### Your task:
Could you report every line of the listing below that holds the word "label"?

☆ ☆ ☆ ☆

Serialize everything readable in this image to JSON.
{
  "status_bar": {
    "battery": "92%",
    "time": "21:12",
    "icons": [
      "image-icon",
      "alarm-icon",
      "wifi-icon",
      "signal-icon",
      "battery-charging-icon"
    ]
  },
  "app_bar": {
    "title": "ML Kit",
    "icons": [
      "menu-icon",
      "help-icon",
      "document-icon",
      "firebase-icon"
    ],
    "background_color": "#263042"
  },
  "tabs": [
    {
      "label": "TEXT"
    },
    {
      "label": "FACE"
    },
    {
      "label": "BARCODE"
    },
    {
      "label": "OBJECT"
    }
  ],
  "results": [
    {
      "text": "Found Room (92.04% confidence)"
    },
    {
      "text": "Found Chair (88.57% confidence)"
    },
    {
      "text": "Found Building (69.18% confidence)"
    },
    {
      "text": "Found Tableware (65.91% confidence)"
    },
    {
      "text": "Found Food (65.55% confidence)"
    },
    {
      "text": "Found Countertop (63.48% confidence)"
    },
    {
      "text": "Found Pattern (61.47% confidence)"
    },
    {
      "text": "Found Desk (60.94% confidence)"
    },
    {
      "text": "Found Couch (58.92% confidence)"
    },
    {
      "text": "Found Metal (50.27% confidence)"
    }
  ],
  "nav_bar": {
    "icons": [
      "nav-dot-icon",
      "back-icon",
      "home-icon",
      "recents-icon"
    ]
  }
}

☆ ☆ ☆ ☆

### Answer for this exercise:
      "label": "TEXT"
      "label": "FACE"
      "label": "BARCODE"
      "label": "OBJECT"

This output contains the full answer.